Saturday, 18 October 2008

Ghetto Drip/Pour Over

Inspired by a conversation with prolific blogger, Luca, and a forum poll started by yours truly, I have decided put out a challenge to the four or so people who read this blog, to see who can create the best (or maybe worst) ghetto drip station.

So here are the rules. Who can find the best/funniest/cheapest/most ingenious piece or pieces of crap to either
A) Chuck Norris (read, brake beat or crush) or
B) McGuyver (read, manipulate or engineer in some way) into a Drip station.

Single drip is okay, bonus points awarded for multiple cup drip/pour-over station, as well as practicality or sheer impracticality.

Now for those of you who don't know what this is (particularly those living in the espresso dominated market of Australia) here's one example of a finnished product.

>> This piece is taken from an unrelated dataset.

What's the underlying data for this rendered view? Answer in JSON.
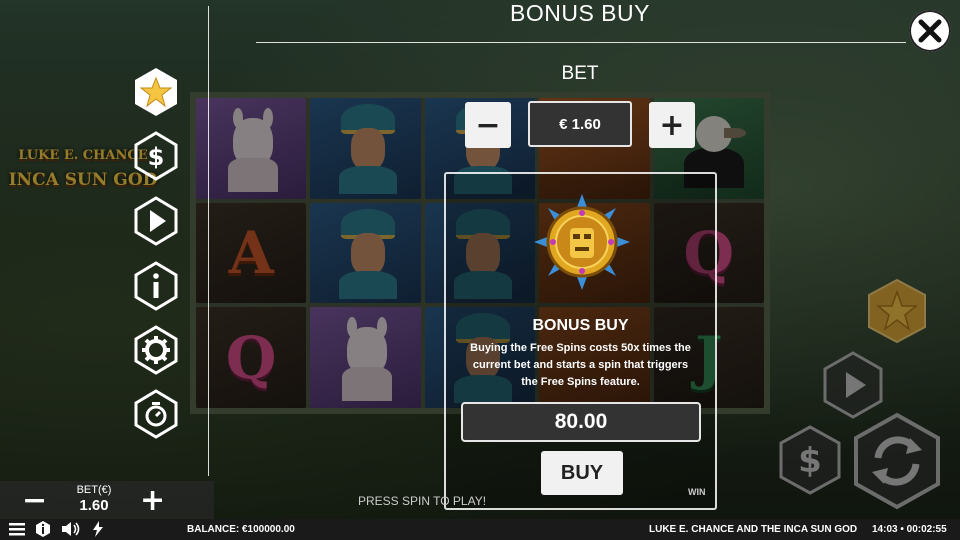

So basically it's a fairly simple device that holds a filter (usually paper, metal or cloth) in place above another vessel designed to catch the brewed coffee, ground coffee and hot water go in the top, simple.

So get your thinking caps on, and just to help get you started here's my first design.

Or check out Koffee Kosmo's fantastic (and far more practical) effort here.

Friday, 10 October 2008

Espresso royale organic cafe.

Well in the slow moving town of Adelaide it's not often a new cafe of passionate owners, that's worth heading out of your way for springs up. But that's exactly what you'll find at 357 magill rd, st morris, at "espresso royale".
It's a bit hard to spot as the name of the cafe almost doesn't appear on the site at all, instead lookout for a big "organic coffee" sign.  A good landmark to watch out for is the green, organic meats butcher across the road.
The small, quirky cafe boasts a shiny new la marz fb70 in the front which is a welcome site in a state overrun by cheap and nasty heat exchangers. Unfortunately no Robur to go along with it but they manage what they have very well.
The coffee is roasted on site so you know it's always fresh. They have a huge emphasis on organic fair trade coffee and food, offering a selection of three different single origins though no blends (They run an Ethiopian Sidamo as their 'house' coffee).
I had an espresso (which they make as a double) and a flat white and both were well made, though not perfect, but easily some of the better coffee available in south Australia.
The owners here really seem to care, which is fantastic as there is currently only a very small handful of operators in South Australia that operate with any sense of passion for what they do.  So I thoroughly recommend heading out to St Morris and please put forward any comments as to your experience.